- Testing requested without prior construction evaluation being performed: Because temperature testing test takes several weeks to complete, it’s not uncommon for manufacturers to request starting this test as soon as possible. However, temperature testing without first performing the construction evaluation on the module can lead to having to repeat the test. This is because assumptions must be made as part of the test setup, which cannot be confirmed without the construction evaluation. Key areas are identified during the construction evaluation that will lead to proper sample preparation and ensure that the right samples are chosen with the right components.
- Complete bill of materials with ratings and certification information not provided prior to start of the project: Because of tight time lines and time-to-market demands, manufacturers occasionally provide bills of materials that are missing certification ratings. This leads to tests being performed without checking to make sure that the ratings of the modules’ different materials are within the ratings of the tests being performed. Without the proper bill of materials, it’s not possible to determine the rating of the sample. If any of the materials do not have ratings, it’s not possible to allow modules with those alternate components to be included in the listing.
- Lack of back sheet panel RTI rating: About 95% of substrates in the market today do not have the minimum RTI value as required by clause 7.3 in UL 1703. The practice has been to use the RTI of the outer layer. If the outer layer is a spray-on thin coating, it will not be considered for the RTI requirement. If the middle layer of the substrate has an RTI of less than 90, it will not be acceptable. If the testing lab tries to establish an RTI of 90 for such a laminate, this middle layer will likely fail, and the laminate will destabilize.
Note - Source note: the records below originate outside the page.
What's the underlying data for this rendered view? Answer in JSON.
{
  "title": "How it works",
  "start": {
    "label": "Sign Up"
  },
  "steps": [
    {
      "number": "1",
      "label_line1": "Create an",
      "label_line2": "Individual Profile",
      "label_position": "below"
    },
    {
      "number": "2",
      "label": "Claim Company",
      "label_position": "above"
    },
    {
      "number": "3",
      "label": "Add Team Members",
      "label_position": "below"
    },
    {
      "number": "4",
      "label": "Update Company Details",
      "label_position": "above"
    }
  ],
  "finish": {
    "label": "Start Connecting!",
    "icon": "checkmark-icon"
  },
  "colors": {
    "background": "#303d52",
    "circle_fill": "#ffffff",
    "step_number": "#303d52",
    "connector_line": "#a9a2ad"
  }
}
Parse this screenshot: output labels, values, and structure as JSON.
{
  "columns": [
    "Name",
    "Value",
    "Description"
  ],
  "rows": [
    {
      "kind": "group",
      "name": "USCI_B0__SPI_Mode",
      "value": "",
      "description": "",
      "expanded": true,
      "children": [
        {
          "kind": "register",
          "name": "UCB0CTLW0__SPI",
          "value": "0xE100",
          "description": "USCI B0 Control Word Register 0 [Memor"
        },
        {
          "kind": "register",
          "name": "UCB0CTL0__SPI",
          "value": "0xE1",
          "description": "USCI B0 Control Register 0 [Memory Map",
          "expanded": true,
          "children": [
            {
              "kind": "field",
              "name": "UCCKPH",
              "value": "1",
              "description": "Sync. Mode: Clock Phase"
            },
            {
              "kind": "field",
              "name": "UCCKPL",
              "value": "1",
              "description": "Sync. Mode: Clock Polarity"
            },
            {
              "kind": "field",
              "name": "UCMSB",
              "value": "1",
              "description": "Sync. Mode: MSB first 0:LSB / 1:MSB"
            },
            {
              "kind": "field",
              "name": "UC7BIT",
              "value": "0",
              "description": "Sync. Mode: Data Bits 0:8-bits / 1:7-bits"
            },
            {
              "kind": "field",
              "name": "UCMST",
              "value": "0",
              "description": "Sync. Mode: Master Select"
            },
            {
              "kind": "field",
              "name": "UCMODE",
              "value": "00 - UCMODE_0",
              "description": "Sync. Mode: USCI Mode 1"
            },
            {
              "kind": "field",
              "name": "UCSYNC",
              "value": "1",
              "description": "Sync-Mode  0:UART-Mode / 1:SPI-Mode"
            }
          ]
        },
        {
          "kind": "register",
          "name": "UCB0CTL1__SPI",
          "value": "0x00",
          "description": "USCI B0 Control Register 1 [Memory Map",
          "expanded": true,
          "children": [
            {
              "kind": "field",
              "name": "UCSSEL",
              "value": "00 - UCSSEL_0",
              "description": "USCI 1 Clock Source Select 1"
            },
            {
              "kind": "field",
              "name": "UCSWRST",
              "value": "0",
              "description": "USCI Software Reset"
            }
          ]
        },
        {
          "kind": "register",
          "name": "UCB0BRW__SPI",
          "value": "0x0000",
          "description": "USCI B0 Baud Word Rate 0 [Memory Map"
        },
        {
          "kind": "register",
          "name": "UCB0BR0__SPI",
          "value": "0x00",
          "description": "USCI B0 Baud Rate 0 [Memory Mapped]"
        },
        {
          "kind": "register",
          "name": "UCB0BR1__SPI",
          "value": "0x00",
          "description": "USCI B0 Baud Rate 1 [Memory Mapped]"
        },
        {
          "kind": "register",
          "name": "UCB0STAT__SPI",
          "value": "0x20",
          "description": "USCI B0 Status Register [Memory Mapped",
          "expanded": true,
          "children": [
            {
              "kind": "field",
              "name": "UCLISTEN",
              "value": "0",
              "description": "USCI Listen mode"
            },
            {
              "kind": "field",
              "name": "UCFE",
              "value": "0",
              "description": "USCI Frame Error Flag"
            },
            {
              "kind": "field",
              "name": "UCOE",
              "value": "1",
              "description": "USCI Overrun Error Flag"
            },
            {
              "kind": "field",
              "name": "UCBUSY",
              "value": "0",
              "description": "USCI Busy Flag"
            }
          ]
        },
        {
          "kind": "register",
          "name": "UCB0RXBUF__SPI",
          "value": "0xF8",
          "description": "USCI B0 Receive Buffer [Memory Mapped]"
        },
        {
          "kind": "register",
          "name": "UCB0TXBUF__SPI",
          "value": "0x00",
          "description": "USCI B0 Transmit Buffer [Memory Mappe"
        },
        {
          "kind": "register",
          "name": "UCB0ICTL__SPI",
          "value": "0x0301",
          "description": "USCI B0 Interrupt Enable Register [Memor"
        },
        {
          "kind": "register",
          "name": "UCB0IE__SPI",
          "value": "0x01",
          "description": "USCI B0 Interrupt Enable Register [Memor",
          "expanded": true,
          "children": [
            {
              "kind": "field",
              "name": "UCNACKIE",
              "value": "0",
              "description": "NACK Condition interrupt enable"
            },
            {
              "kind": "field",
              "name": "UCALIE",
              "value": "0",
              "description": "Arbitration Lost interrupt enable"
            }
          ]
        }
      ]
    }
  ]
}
To download the complete white paper, “Five Reasons PV Modules Fail Product Certification Testing the First Time,” visit the Intertek website.